What do I hope to bring to LJ’s readership, here and in print? A deep background to understand games, gaming, and gamers, in and out of the library. Different ways of looking at gaming programs in libraries. The intersection of literature and games, authors and gaming. I’ll look at what people get out of games, what people learn and what games teach, overtly and under the radar alike. I’ll consider the popular press and the academic work done on games and gaming. If something hits the media news channels, I’ll check it out and get with you on it. I’ll advocate for gaming but never turn a blind eye to the criticisms of games either. In fact, my first non-introductory blog post will be “Why Games?”
I am also very interested in her research about skills acquired in World of Warcraft that may transfer to real life. The survey is at http://tinyurl.com/SkillsSurvey. Liz told me: “It is live until the end of April and there is an opt-in to win one of five possible WoW timecards as a thank participants for participation.”
Take a look and let’s welcome Liz to the biblioblogosphere!
After seeing the Nebraska story, I picked up the phone and called the auditor’s office and talked with him. I told him about the studies that I’ve done on the topic and asked if he’s like copies (he did, and I sent them over).

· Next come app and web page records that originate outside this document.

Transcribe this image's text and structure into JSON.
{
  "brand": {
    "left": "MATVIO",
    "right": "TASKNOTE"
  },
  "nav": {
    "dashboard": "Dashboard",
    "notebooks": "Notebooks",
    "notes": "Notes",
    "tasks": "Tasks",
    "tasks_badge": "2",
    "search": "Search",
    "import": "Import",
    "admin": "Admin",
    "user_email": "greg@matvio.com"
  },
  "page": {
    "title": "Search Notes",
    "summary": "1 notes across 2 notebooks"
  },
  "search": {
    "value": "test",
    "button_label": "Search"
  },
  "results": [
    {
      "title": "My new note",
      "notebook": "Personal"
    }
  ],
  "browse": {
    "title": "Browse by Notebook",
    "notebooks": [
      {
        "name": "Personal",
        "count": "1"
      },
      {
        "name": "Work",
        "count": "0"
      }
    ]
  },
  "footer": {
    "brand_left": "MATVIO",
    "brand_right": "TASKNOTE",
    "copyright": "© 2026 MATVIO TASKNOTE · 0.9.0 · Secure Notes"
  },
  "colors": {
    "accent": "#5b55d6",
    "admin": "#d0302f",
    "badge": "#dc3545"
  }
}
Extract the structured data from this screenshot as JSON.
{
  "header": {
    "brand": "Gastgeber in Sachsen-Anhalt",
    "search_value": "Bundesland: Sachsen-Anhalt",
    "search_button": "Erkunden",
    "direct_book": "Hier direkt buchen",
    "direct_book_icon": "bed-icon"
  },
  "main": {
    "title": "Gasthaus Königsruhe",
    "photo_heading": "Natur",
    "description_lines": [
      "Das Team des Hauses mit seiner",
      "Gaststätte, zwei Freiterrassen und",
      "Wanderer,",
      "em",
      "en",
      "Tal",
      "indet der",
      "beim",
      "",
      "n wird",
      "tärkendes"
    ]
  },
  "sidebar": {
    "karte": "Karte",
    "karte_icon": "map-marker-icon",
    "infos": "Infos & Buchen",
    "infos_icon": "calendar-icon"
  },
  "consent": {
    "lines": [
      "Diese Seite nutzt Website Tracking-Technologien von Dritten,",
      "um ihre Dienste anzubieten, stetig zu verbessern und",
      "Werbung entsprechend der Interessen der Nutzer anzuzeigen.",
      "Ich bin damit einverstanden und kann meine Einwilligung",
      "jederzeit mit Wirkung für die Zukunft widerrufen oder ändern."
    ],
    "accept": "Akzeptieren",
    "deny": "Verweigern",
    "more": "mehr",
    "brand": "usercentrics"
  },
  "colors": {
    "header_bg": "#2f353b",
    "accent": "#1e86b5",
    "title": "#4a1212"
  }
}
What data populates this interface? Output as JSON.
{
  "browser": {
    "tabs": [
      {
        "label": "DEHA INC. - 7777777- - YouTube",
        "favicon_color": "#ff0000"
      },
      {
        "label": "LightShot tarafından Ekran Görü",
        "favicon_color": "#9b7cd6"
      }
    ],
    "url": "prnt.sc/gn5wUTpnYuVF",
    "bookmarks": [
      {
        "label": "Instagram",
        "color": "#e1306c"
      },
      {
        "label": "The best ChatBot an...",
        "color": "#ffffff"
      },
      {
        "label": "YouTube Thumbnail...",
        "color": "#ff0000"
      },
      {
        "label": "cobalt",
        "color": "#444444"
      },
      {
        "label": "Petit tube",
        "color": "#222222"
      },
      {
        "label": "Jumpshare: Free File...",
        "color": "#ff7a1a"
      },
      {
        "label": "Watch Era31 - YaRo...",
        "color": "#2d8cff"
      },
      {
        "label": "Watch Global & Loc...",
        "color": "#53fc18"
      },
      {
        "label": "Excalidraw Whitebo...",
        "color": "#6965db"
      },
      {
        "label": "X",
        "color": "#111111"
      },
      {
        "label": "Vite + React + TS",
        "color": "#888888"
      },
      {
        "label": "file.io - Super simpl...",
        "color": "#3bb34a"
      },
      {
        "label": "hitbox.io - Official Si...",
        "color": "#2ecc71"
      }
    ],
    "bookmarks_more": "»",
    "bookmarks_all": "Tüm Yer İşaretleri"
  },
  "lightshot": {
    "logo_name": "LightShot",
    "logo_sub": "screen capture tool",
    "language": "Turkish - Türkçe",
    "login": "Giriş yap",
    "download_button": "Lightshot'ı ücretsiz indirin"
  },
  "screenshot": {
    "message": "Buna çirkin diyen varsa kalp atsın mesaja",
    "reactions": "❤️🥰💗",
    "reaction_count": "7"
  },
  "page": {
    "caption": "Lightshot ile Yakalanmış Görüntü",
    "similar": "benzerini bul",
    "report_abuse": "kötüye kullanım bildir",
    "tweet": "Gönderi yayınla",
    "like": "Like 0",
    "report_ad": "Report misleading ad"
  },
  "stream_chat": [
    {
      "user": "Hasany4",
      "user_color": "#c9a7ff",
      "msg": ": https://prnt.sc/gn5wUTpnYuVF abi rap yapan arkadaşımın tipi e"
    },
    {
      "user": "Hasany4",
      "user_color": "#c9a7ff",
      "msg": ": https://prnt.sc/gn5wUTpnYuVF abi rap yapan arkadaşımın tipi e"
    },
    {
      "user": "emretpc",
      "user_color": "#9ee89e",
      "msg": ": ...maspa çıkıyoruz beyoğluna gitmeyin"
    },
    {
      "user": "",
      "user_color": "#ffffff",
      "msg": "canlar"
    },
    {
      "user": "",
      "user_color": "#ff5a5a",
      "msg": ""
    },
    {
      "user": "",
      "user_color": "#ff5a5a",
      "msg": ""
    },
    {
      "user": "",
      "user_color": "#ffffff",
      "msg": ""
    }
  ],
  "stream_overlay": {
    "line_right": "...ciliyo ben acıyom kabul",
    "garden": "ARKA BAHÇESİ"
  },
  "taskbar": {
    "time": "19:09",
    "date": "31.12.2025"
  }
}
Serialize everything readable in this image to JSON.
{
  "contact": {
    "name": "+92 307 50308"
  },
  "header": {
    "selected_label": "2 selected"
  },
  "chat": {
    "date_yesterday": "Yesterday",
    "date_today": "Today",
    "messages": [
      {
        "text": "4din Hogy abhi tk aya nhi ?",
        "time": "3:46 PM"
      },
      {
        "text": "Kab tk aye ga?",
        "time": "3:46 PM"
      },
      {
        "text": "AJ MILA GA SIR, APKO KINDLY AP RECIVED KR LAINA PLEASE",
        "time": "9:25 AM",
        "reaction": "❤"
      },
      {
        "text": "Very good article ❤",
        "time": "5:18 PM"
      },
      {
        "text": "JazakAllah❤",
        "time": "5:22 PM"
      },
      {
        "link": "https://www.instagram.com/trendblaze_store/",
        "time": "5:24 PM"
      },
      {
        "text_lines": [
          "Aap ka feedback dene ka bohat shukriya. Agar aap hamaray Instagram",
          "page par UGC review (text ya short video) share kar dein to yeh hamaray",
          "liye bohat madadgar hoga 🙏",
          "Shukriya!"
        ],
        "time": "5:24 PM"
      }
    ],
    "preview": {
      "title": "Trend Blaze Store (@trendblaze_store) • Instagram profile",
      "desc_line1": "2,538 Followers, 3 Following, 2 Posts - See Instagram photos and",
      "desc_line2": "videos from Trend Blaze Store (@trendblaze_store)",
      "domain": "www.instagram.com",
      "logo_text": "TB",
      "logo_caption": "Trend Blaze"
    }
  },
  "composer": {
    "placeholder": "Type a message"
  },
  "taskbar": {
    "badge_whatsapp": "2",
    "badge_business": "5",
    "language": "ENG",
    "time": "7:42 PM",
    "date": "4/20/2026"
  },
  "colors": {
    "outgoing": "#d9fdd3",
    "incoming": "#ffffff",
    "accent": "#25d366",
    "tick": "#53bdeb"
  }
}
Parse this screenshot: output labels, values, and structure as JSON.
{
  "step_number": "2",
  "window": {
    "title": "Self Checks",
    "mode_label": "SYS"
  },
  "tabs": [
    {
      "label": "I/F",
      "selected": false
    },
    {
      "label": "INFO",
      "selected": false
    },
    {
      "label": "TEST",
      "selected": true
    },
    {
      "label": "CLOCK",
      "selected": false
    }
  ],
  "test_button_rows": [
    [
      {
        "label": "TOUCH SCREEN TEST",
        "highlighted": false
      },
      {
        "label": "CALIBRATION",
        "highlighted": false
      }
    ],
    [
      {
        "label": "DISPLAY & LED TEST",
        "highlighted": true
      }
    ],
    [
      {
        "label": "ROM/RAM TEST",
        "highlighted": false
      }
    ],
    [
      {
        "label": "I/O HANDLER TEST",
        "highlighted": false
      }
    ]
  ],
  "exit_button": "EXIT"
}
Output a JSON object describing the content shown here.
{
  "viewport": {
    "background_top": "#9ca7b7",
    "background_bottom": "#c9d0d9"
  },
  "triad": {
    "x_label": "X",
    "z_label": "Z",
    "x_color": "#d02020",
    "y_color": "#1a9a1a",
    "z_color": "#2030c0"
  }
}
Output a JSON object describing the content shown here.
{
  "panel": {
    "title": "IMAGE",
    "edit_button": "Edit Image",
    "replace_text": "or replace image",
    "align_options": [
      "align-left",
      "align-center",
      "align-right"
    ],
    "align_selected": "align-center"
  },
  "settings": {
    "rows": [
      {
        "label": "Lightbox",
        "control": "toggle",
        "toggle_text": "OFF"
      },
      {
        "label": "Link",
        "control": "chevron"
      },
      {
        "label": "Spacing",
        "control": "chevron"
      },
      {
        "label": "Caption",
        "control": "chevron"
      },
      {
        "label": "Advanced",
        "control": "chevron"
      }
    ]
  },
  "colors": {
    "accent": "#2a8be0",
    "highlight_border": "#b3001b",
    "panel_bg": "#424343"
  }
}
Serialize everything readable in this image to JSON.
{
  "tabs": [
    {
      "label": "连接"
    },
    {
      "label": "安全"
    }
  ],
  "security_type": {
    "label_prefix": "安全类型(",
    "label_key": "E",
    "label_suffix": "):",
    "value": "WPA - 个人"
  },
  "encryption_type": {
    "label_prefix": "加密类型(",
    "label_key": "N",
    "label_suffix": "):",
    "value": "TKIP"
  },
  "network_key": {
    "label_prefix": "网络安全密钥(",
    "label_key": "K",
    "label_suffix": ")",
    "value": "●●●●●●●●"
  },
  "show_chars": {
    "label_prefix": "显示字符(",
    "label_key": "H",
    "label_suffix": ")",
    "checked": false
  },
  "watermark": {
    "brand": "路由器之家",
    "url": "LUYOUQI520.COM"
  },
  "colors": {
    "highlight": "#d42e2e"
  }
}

After we talked, it’s not the gaming itself that was the problem, but the creation of the video showing staff members playing the games (with no other content). If the video had shown patrons playing games and it was a program, or if the video had been part of a training program where the staff were teaching people who to use games, it would have not caused the problems that this video did.
So, the argument wasn’t “libraries shouldn’t have games” but “they shouldn’t make frivolous videos for the public to see”.
We’re adding this resource to the Gaming in Libraries modules for my classes. If you are curious about getting started with gaming or would like to see a clearinghouse of articles and supporting research on games and literacy, please take a look.
I might urge the folks in Nebraska to take a serious look at the supporting research and survey data for a bigger picture of these initiatives.